PGP Introduction

This Web page tracks current data on P-glycoproteins (PGPs). Jessica R Oesterheld, M.D. is the primary person scouring the literature. She welcomes help since this is a burgeoning area of research. We physicians are just now realizing the significance of PGP-mediated drug interactions.

What are P-glycoproteins? P-glycoproteins are part of a larger family of efflux transporters found in the gut, gonads, kidneys, biliary system, brain and other organs. They appear to have developed as a mechanism to protect the body from harmful substances. Using ATP as an energy source, they transport certain hydrophobic substances in the following directions:

PGPs play a large role in the distribution and elimination of many clinically important therapeutic substances.. Prescription and OTC drugs, foods and substances made by the body may be inhibitors and/or inducers of these transporters. Some drugs like cyclosporin are both substrates and inhibitors of PGP, other drugs like nifedipine are inhibitors only and some drugs like digoxin are only substrates.

Since PGPs block absorption in the gut, they should be considered part of the "first-pass effect". In fact, they can "set up" or act as "gatekeepers" for later P450 cytochrome actions. If one drug is a substrate of both PGP and CYP3A4 (both found in close proximity in the intestinal wall), and a second drug is added that is an inhibitor of both PGP and CYP 3A4 (e.g., ketoconazole, erythromycin, mibefradil), then the first drug will be allowed in increased amounts. Since CYP3A4 is inhibited, levels of unmetabolized drug will enter the blood. The effect of PGP blockade is to "open the gates" so that the later actions of CYP3A4 inhibition will be increased.

P-Glycoprotein, is a 170 kDa membrane-bound protein which has been implicated as a primary cause of multidrug-resistance in tumors. An understanding of the physiological regulation of these transporters is key to designing strategies for the improvement of therapeutic efficacy of drugs which are their substrates. "PGP activity is controlled by a variety of endogenous and environmental stimuli which evoke stress responses including cytotoxic agents, heat shock, irradiation, genotoxic stress, inflammation, inflammatory mediators, cytokines and growth factors" (Sukhai 2000).

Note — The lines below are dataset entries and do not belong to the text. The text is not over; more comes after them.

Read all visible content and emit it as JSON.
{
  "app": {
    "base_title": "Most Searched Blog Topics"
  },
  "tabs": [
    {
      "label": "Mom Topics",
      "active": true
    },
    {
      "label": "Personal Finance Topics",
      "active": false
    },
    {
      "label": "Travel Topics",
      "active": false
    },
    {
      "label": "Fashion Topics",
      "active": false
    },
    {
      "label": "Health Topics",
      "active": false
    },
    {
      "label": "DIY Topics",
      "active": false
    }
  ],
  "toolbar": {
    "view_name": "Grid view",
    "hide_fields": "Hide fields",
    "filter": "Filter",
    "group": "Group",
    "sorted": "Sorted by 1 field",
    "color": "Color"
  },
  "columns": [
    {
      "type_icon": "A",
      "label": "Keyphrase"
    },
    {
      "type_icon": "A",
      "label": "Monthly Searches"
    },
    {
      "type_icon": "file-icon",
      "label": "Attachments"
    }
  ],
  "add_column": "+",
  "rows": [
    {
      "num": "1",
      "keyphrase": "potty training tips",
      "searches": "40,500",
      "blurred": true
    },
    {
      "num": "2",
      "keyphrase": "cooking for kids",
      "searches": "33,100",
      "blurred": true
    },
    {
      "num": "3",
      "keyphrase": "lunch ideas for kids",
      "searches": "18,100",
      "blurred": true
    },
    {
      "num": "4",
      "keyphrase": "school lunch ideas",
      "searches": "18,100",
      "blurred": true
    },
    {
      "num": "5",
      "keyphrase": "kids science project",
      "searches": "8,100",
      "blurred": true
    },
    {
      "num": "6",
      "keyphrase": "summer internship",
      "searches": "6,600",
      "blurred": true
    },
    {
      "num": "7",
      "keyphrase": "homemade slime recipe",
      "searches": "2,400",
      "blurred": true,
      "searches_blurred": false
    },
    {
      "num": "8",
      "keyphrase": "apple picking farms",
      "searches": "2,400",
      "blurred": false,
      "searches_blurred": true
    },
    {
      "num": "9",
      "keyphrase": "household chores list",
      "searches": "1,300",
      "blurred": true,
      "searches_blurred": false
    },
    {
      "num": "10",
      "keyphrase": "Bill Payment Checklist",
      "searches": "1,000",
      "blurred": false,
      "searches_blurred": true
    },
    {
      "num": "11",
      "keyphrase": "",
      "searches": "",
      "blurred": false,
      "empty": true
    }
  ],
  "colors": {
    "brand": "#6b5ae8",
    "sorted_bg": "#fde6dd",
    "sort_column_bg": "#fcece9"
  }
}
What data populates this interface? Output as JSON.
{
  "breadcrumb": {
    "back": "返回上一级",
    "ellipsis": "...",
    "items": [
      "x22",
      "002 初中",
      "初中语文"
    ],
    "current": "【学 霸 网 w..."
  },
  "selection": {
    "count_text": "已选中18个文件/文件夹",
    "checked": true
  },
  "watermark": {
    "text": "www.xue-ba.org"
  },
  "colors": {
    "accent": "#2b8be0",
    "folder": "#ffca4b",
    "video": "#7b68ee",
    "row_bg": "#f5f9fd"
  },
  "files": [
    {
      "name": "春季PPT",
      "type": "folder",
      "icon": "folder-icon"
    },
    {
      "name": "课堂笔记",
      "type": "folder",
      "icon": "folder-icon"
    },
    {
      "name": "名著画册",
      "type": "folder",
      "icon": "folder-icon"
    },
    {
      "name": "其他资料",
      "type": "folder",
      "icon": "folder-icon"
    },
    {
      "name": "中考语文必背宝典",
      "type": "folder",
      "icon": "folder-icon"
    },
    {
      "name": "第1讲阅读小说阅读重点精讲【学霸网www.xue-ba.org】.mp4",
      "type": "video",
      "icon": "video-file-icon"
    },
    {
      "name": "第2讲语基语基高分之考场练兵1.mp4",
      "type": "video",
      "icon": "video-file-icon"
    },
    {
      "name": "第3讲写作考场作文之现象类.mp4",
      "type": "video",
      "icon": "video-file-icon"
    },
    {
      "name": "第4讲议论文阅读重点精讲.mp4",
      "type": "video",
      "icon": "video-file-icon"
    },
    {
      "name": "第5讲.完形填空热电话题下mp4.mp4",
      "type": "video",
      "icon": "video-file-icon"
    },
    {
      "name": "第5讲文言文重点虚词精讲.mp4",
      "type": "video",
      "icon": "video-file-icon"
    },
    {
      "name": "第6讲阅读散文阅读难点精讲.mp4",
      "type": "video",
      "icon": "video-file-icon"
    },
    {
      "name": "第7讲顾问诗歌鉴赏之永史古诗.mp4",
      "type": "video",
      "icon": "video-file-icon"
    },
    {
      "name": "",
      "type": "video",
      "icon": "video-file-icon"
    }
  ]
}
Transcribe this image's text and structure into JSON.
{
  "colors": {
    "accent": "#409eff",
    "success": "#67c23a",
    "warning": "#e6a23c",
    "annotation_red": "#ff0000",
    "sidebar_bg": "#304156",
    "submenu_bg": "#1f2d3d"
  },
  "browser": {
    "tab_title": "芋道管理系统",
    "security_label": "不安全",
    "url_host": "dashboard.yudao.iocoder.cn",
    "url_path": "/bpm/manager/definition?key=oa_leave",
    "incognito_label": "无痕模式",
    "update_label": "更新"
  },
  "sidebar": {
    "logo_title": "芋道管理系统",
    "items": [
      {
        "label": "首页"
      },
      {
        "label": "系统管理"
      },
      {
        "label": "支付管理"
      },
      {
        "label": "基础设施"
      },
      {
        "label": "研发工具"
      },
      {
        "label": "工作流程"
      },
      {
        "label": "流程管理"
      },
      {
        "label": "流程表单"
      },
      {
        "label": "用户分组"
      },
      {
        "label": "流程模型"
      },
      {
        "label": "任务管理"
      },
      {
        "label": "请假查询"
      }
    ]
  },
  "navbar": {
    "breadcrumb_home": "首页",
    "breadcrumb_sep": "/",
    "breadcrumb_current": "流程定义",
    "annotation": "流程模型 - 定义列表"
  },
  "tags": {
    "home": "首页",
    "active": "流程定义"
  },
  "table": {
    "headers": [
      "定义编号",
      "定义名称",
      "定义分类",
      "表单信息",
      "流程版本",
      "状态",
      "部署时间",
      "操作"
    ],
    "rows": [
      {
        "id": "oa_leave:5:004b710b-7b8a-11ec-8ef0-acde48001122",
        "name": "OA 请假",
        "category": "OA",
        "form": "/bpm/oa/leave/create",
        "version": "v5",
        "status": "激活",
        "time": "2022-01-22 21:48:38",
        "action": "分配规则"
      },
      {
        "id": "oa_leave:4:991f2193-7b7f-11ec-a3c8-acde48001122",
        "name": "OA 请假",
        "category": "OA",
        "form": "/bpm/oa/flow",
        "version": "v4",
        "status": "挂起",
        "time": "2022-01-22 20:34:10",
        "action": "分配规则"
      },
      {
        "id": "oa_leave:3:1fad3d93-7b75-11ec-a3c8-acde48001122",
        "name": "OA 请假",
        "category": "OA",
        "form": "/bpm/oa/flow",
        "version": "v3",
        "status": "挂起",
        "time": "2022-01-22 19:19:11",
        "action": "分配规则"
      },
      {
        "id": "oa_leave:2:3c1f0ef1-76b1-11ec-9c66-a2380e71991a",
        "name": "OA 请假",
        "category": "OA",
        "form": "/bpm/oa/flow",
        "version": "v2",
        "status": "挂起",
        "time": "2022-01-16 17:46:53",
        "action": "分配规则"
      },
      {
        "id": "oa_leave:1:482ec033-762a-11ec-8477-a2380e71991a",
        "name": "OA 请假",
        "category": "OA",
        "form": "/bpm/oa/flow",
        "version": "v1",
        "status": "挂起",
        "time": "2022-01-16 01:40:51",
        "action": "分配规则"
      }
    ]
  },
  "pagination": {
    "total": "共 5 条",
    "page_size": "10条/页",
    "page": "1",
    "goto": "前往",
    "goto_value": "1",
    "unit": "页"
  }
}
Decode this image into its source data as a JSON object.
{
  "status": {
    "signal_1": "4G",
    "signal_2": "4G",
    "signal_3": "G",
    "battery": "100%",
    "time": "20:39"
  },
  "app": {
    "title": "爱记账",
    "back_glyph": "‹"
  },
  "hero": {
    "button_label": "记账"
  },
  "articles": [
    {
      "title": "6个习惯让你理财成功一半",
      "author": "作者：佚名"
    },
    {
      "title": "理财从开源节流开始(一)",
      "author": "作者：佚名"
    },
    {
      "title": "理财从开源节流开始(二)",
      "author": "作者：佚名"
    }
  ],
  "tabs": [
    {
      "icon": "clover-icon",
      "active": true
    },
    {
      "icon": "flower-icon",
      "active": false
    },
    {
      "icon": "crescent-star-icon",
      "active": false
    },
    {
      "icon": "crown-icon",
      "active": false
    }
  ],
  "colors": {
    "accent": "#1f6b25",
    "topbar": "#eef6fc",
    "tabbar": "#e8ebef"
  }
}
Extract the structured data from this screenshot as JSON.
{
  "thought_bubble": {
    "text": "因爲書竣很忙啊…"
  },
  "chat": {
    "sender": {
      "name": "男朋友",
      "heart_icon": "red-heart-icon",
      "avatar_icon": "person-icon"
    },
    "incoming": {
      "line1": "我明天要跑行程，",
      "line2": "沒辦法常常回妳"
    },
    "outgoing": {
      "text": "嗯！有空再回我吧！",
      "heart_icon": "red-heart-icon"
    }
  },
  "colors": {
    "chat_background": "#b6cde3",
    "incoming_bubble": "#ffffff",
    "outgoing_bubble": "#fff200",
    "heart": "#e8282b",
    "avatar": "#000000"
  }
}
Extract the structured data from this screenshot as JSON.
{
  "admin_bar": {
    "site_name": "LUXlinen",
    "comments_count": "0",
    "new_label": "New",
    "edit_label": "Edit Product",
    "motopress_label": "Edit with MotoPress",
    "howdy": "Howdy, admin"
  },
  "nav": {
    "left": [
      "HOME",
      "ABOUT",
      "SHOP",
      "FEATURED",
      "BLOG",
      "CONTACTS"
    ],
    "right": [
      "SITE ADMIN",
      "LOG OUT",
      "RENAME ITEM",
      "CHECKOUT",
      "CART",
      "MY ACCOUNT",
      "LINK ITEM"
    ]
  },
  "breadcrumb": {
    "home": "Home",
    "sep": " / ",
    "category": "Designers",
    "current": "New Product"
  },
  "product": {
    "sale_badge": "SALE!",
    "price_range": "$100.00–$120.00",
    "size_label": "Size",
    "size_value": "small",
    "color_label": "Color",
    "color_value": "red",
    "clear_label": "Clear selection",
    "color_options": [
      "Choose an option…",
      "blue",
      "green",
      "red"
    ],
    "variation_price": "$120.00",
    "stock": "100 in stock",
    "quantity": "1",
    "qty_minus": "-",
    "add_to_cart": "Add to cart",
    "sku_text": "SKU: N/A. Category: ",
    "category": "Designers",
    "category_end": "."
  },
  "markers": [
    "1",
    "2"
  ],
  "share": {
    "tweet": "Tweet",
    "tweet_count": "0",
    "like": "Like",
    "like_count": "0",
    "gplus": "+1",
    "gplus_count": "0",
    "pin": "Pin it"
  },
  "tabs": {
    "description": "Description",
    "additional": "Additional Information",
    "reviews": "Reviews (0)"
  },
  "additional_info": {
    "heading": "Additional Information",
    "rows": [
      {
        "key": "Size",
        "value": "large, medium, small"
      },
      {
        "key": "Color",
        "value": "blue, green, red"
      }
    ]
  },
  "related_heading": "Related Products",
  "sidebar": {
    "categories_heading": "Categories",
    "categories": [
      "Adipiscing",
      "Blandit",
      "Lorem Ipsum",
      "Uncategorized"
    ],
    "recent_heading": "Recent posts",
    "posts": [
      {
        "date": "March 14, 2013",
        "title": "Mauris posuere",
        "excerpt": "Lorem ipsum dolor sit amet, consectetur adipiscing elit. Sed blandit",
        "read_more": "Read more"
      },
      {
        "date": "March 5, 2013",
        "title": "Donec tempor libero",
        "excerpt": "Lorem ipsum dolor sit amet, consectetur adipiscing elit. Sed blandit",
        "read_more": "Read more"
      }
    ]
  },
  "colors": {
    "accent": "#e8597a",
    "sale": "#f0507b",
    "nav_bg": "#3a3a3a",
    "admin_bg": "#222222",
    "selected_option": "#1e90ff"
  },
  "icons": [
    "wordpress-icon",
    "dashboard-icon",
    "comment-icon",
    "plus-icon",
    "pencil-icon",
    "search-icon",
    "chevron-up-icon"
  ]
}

Another example is loperamide and quinidine. Loperamide is an opiate antidiarrheal that is normally kept out of the brain by the blood brain barrier due to transport away from the brain by PGP. When given with quinidine which inhibits PGP, more loperamide can enter the brain and cause respiratory depression (Sadeque 2000).

P-Glycoprotein, is a 170 kDa membrane-bound protein which has been implicated as a primary cause of multidrug-resistance in tumors. The responsible gene- MDR1 has recently been reclassified as part of the ABCB subfamily and rename PGY-1, and a website of ATP-Binding Cassette Transporters has been established at http://nutrigene.4t.com/humanabc.htm. An understanding of the physiological regulation of these transporters is key to designing strategies for the improvement of therapeutic efficacy of drugs that are their substrates for PGP activity (Sukhai 2000).

References

Hedman A, Meijer DK. The stereoisomers quinine and quinidine exhibit a marked stereoselectivity in the inhibition of hepatobiliary transport of cardiac glycosides.
J Hepatol. 1998 Feb;28(2):240-9.
Koren G, Woodland C, Ito S. Toxic digoxin-drug interactions: the major role of renal P- glycoprotein.Vet Hum Toxicol. 1998 Feb;40(1):45-6.
Sadeque AJ, Wandel C, He H, Shah S, Wood AJ. Increased drug delivery to the brain by P-glycoprotein inhibition.Clin Pharmacol Ther. 2000 Sep;68(3):231-7.
Sukhai M, Piquette-Miller M.Regulation of the multidrug resistance genes by stress signals.J Pharm Pharm Sci. 2000 May-Aug;3(2):268-80

5/1/02